This is Our Chance to Redesign the Education System

This is Our Chance to Redesign the Education System

Snow days are gone. Now is the time to rethink everything about K-12 learning.

This is my first pandemic and like everyone else, I’m learning as I go. Learning, for me, has been a lifelong adventure and it gets me up in the morning, along with the smell of coffee. And, a pandemic is an ideal time to learn, because change is forced upon existing systems and we get to see how those systems respond. Our K-12 education system has seen the greatest impact and has the largest responsibility.

As a starter, I was having a conversation with Julie Fitzgerald of Forecast5, a venture that essentially does big data for education. She said that they’ve been working with some school districts for almost five years to move them to a 1:1 learning environment. Along came Covid-19, and those same schools made the change in a weekend, with parents driving up to pick up a Chrome book or iPad. Five years of effort with barriers of all kinds, crushed into a Saturday and a Sunday. Done.

Also, it occurs to me, why can we sit down, search the Internet and find an entire semester long set of lectures (and course materials) from a favorite history professor at Yale and yet not find a lecture from a favorite high school teacher? Don’t make the excuse of resources, that’s a fallacy we use to avoid the challenge. It takes an iPad with Airpods and the technical competence of a high school freshman to make a lecture video.

At the collegiate level we also have “Rate Your Professor” and other tools for kids to avoid the professors who get bad ratings. It’s a feedback system that allows the teachers to learn to be better at teaching while the students become better at learning. Even those systems are crude in their current form, imagine if you could see a rating of a teacher not just on a basic scale but also compared to the grade of the student rating them (ex: 4.0 students rank this professor much higher than 2.0 students).

We are forced into a learning system at around age 5 and exit that system at 18. It was originally designed for the student, in order to advance our society and improve our collective wellbeing. As time has passed and other systems have changed, the education system has remained steadfast, uniform, and consistent. Which is also how we might describe McDonald’s. Yet, the world has changed and there are ways to allow a great teacher, who now might teach a few hundred kids a year, to teach a few thousand. We can let great teachers teach more and great students learn more.

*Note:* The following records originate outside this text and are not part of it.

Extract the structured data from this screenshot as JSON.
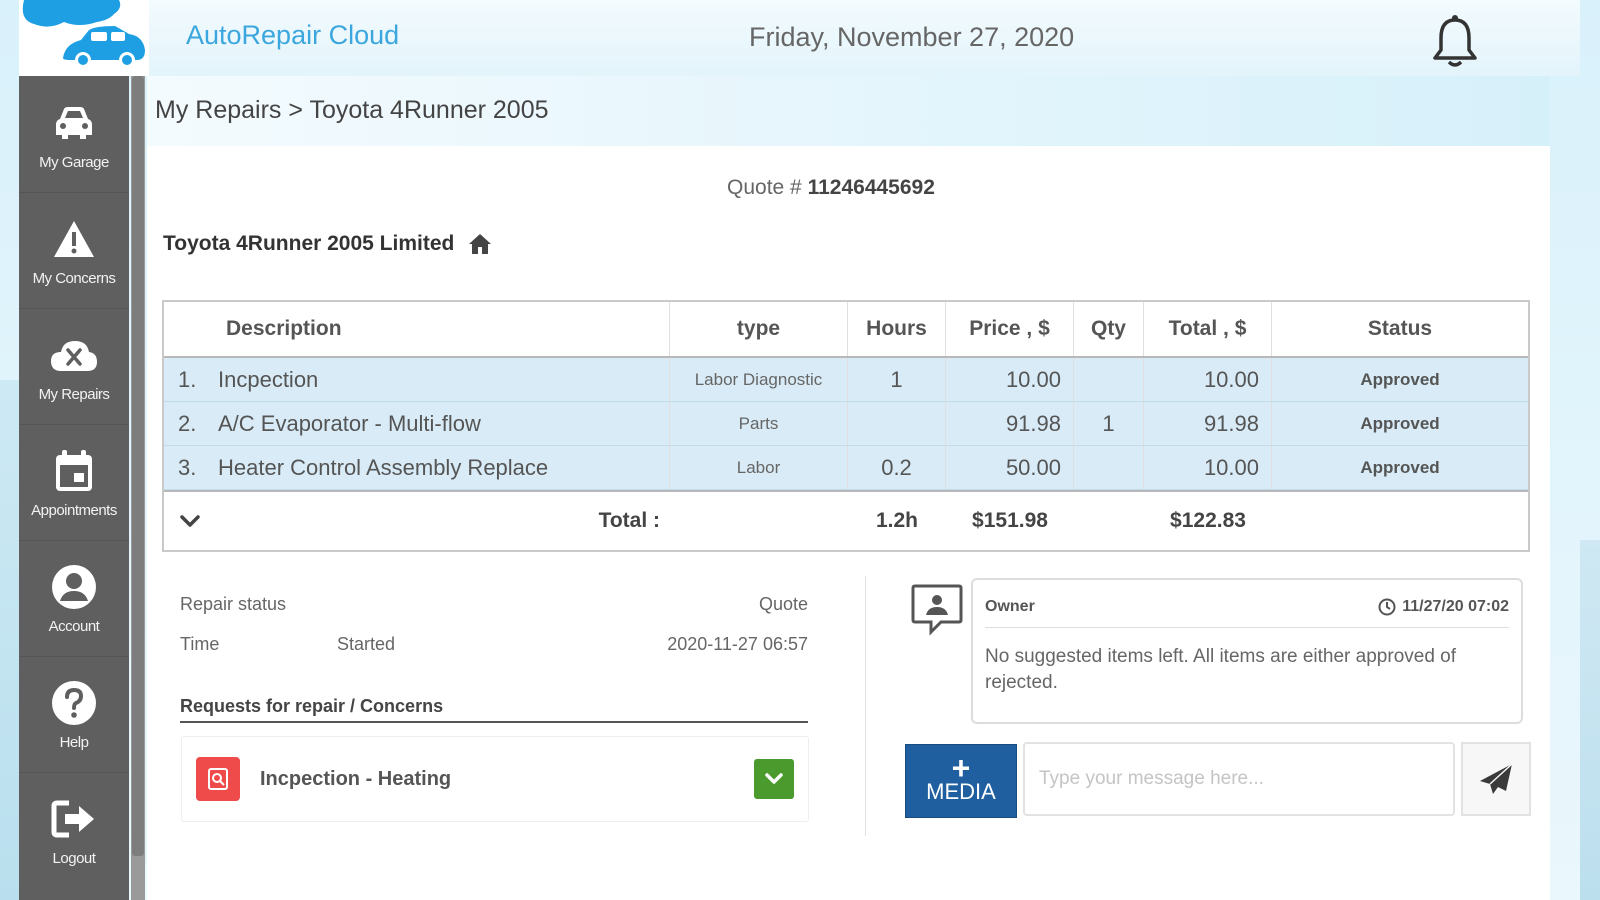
{
  "header": {
    "app_title": "AutoRepair Cloud",
    "date": "Friday, November 27, 2020",
    "bell_icon": "bell-icon"
  },
  "sidebar": {
    "items": [
      {
        "label": "My Garage",
        "icon": "car-icon"
      },
      {
        "label": "My Concerns",
        "icon": "warning-icon"
      },
      {
        "label": "My Repairs",
        "icon": "repair-cloud-icon"
      },
      {
        "label": "Appointments",
        "icon": "calendar-icon"
      },
      {
        "label": "Account",
        "icon": "user-icon"
      },
      {
        "label": "Help",
        "icon": "help-icon"
      },
      {
        "label": "Logout",
        "icon": "logout-icon"
      }
    ]
  },
  "breadcrumb": "My Repairs > Toyota 4Runner 2005",
  "quote": {
    "label": "Quote #",
    "number": "11246445692"
  },
  "vehicle": "Toyota 4Runner 2005 Limited",
  "table": {
    "headers": [
      "Description",
      "type",
      "Hours",
      "Price , $",
      "Qty",
      "Total , $",
      "Status"
    ],
    "rows": [
      {
        "num": "1.",
        "description": "Incpection",
        "type": "Labor Diagnostic",
        "hours": "1",
        "price": "10.00",
        "qty": "",
        "total": "10.00",
        "status": "Approved"
      },
      {
        "num": "2.",
        "description": "A/C Evaporator - Multi-flow",
        "type": "Parts",
        "hours": "",
        "price": "91.98",
        "qty": "1",
        "total": "91.98",
        "status": "Approved"
      },
      {
        "num": "3.",
        "description": "Heater Control Assembly Replace",
        "type": "Labor",
        "hours": "0.2",
        "price": "50.00",
        "qty": "",
        "total": "10.00",
        "status": "Approved"
      }
    ],
    "footer": {
      "label": "Total :",
      "hours": "1.2h",
      "price": "$151.98",
      "total": "$122.83"
    }
  },
  "repair_info": {
    "status_label": "Repair status",
    "status_value": "Quote",
    "time_label": "Time",
    "time_state": "Started",
    "time_value": "2020-11-27 06:57"
  },
  "requests": {
    "title": "Requests for repair / Concerns",
    "items": [
      {
        "label": "Incpection - Heating"
      }
    ]
  },
  "chat": {
    "author": "Owner",
    "time": "11/27/20 07:02",
    "message": "No suggested items left. All items are either approved of rejected.",
    "media_label": "MEDIA",
    "input_placeholder": "Type your message here..."
  },
  "colors": {
    "brand": "#3ba7de",
    "sidebar": "#5f5f5f",
    "row_highlight": "#d8ebf6",
    "media_button": "#1f5f9f",
    "request_icon": "#ef4b4b",
    "toggle": "#4a9a2e"
  }
}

Learning is hard. Our brains are wired to find the patterns and stick with what we believe works. Even my favorite behavior economist (Daniel Kahnmann) speaks to the System One brain, the learning brain, as lazy and requiring more energy. It requires discipline and dedication to form patterns of curiosity and a desire for lifelong learning. And, teaching is hard, which many parents discovered at the beginning of this pandemic. Yet, this wasn’t the entire picture.

It was a shift in labor and competence from teachers being there with a student for an entire school day, charged with keeping them occupied and learning, while parents worked and earned for their family. The shift put the labor on parents who already had another job and responsibility. All of a sudden it became less about the student learning and more about the safety of teachers. Which I certainly understand, I have two kids who worked as grocery store cashiers throughout this pandemic. Will teachers lose their jobs if they don’t teach? Will parents lose theirs if they don’t deliver on expectations? This is the precise spot where the conflict exists.

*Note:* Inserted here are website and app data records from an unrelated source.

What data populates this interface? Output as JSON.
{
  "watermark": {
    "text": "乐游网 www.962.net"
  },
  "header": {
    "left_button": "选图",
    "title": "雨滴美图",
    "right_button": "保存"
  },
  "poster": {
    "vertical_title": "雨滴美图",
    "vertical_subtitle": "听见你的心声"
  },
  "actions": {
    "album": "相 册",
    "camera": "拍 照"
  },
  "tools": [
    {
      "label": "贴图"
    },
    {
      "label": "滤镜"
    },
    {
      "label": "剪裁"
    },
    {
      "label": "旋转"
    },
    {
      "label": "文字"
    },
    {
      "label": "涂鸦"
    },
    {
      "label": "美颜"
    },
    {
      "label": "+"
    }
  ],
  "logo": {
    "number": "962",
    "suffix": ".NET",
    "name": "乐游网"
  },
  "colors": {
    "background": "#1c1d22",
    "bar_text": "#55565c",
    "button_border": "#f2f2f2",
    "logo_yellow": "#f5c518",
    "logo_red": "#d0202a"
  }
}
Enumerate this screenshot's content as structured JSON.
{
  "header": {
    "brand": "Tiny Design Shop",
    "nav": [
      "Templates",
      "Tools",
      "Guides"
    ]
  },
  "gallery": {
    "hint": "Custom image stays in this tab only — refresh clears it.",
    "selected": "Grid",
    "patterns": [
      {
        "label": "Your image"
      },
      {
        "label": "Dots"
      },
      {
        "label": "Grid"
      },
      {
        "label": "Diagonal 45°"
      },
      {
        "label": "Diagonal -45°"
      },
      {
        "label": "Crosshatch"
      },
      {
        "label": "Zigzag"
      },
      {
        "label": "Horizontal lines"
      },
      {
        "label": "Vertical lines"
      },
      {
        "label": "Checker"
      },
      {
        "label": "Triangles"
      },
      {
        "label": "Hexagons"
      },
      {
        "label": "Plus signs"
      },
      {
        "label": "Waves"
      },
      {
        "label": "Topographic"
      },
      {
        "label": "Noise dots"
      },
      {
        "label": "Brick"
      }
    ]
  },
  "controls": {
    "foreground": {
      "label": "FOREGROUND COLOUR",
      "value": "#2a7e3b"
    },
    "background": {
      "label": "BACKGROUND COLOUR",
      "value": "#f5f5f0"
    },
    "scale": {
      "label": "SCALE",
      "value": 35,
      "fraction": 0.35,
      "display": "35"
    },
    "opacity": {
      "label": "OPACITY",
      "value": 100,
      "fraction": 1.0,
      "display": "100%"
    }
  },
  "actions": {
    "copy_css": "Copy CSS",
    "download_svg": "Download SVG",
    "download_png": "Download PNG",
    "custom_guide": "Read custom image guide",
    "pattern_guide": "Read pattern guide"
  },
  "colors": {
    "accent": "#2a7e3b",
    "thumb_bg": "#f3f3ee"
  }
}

We are capable of much more than what our education system represents today. In this, I am not blaming teachers, unions, parents, or administrations. We are all to blame for a system we’ve allowed to become the only good meal some kids get each day. Or for a system that is a state-run babysitting service for working parents. We know the phrase “one size fits all” should be left to the history books because an education system designed in that manner is equal to an old smelly gym sock. We can redesign this system.

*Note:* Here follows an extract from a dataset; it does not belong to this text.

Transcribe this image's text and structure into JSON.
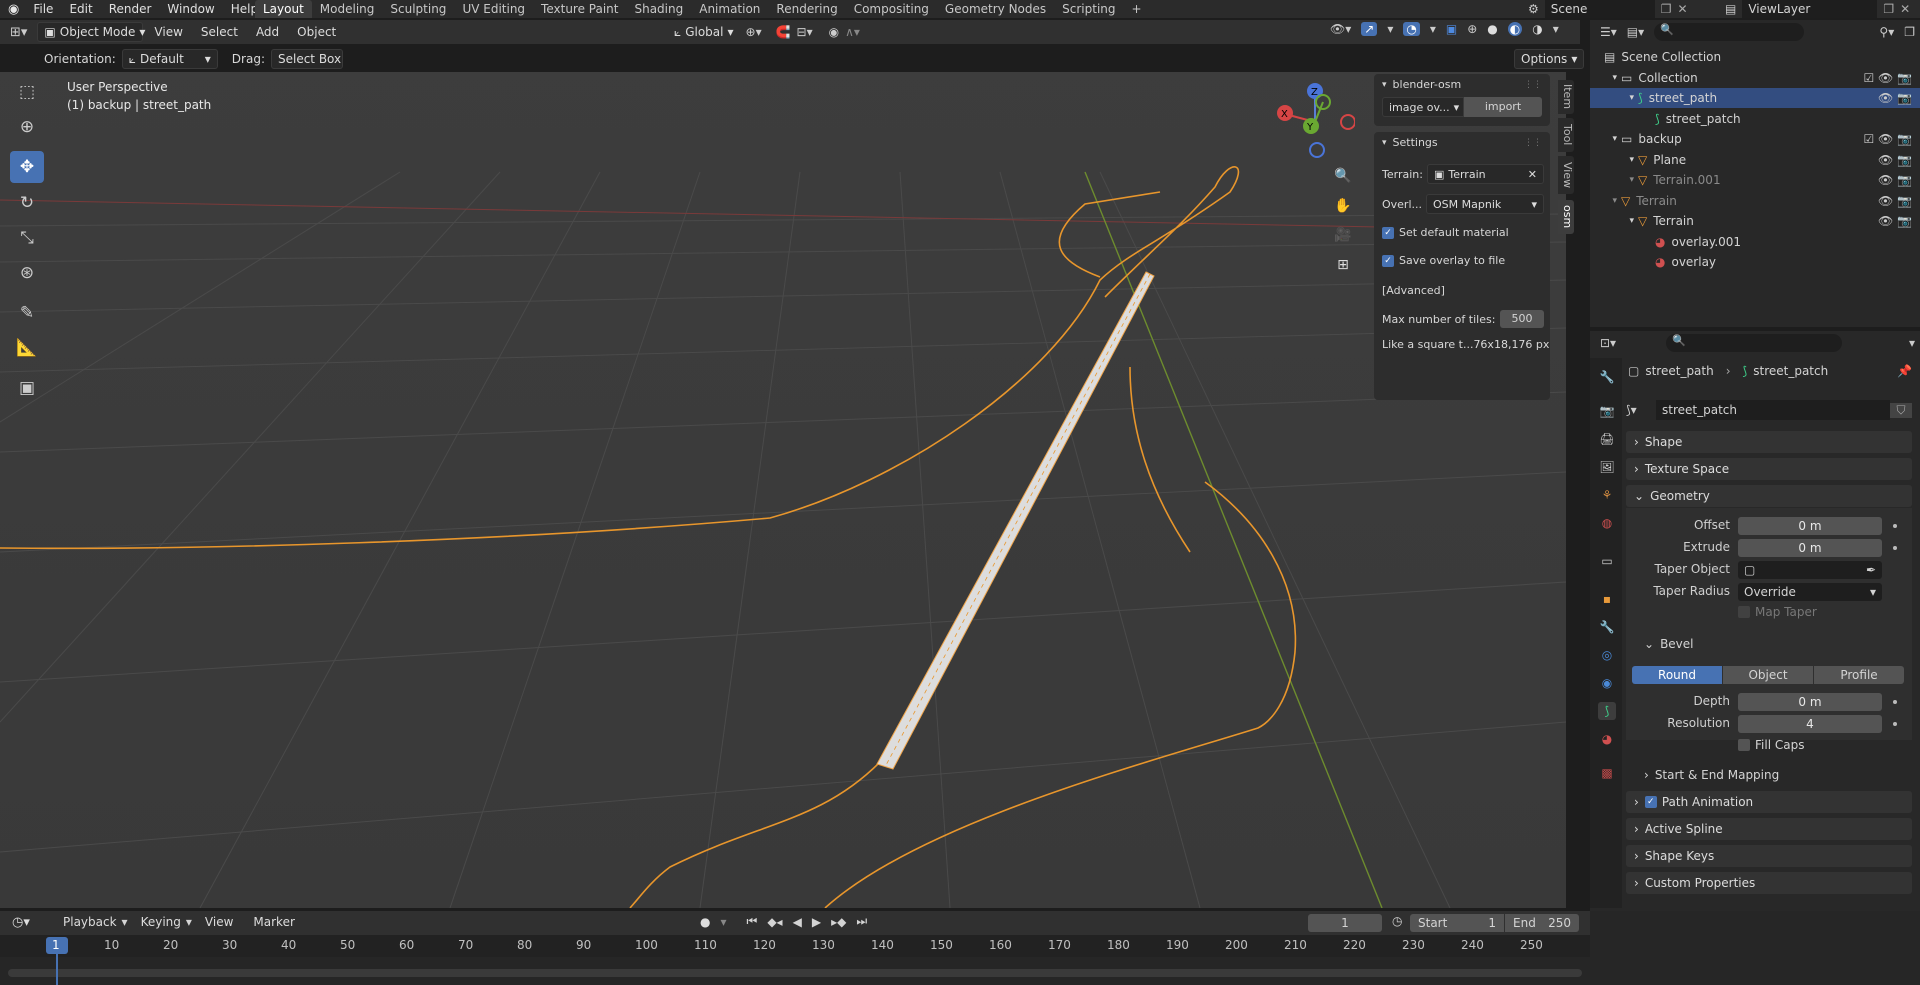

This pandemic is the greatest opportunity for the education system to change and be redesigned for the student. Inspired by Jeremy McCarty, who has been dreaming and writing about this since his kids started in the education system many years ago. We can apply human centered design principles to education and put the student back in the center of this system. The education system (of all our national systems) is likely to take the largest cultural hit from this pandemic. What happens when the location of a school becomes less important, what do we do with districts and what if kids can go to any school, in any district? This should be motivating and inspiring, kids (and the parents who have such high hopes for them) can be at the center of a system.

We get the chance to rethink how kids learn. There’s a strong correlation between the bubonic plague and the renaissance. This is our chance to make that kind of change and we could look back in a decade and admire what our teachers, administrators, politicians, parents and students achieved during this challenging time. We might speak of how everyone faced their fears, stepped up with creative ideas and put in the largest effort they could to be an example for generations to come.